(TASK OBJECTIVE): How many lines of the data include the string "this"? State that number alone.
⁂
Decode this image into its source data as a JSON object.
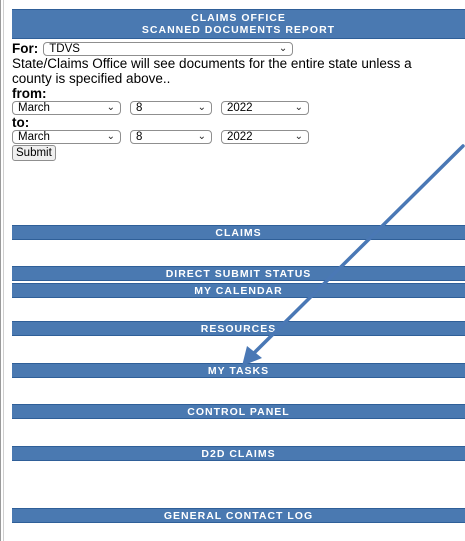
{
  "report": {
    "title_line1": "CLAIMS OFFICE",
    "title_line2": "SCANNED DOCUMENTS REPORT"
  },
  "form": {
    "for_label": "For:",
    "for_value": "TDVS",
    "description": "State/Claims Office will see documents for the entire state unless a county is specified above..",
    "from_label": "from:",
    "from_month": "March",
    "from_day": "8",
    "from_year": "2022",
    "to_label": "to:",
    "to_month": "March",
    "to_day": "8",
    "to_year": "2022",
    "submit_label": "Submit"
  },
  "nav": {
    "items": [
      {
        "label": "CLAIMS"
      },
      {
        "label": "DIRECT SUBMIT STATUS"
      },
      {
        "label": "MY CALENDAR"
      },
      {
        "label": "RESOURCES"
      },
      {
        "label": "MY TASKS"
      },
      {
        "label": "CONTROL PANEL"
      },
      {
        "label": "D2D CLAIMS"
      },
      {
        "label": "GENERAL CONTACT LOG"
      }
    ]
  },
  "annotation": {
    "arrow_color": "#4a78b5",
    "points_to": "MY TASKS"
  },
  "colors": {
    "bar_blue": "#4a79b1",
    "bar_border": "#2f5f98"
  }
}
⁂
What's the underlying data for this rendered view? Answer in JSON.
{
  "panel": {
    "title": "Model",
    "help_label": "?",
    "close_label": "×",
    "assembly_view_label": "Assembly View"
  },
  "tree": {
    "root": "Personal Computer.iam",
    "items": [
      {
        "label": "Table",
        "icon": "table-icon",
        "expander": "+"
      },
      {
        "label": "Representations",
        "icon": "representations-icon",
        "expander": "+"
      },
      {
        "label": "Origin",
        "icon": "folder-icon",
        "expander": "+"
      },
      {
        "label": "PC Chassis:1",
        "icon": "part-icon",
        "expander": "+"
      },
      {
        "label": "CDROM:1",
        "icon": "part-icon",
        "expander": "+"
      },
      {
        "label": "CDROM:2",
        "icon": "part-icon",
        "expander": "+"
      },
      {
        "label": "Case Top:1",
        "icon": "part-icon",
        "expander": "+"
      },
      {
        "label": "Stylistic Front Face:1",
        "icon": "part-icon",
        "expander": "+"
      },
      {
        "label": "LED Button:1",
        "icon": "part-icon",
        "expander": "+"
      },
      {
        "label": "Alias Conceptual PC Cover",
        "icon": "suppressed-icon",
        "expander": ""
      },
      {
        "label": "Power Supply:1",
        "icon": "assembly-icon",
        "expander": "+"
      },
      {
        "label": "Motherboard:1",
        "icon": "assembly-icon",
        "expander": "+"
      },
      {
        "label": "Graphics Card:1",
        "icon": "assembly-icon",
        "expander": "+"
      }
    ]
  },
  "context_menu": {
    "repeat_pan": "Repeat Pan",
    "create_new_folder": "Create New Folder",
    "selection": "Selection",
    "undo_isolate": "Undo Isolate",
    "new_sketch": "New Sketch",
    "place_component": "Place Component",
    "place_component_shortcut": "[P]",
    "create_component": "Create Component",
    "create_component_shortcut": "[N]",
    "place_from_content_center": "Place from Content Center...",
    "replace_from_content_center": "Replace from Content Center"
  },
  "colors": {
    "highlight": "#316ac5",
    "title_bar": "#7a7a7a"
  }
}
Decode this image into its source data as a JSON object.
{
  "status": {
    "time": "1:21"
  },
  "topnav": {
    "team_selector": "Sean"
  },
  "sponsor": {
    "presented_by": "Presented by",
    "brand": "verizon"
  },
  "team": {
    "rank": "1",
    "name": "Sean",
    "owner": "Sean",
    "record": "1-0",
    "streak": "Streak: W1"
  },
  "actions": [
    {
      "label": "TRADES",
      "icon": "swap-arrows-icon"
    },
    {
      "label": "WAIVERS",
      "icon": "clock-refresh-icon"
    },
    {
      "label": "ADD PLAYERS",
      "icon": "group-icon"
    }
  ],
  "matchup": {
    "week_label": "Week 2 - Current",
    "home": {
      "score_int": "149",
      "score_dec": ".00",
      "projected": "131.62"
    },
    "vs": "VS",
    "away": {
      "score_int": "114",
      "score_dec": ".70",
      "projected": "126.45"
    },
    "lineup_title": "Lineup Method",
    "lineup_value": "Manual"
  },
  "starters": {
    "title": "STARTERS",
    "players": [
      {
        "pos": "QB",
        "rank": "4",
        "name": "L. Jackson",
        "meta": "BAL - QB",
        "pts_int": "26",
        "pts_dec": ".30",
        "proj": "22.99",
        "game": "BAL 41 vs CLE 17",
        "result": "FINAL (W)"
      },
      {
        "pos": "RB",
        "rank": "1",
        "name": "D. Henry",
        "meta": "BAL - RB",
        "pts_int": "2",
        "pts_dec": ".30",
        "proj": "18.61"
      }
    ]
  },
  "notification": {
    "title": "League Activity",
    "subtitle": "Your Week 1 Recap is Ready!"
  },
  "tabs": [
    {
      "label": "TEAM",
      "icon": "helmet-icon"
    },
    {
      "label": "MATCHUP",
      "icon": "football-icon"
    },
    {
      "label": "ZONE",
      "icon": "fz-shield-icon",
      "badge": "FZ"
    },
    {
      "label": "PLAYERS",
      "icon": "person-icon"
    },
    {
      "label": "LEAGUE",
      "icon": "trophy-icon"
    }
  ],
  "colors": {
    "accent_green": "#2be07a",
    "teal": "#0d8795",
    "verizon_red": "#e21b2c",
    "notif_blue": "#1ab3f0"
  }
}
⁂
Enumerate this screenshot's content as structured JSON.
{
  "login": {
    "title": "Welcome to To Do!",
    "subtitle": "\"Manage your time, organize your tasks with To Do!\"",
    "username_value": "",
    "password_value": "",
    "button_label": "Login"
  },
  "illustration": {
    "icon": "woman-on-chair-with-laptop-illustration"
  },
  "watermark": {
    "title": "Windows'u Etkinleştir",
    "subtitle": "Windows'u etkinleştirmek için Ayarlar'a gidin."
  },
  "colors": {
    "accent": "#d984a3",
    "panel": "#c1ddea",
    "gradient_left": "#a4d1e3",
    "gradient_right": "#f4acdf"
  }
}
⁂
(ANSWER): 4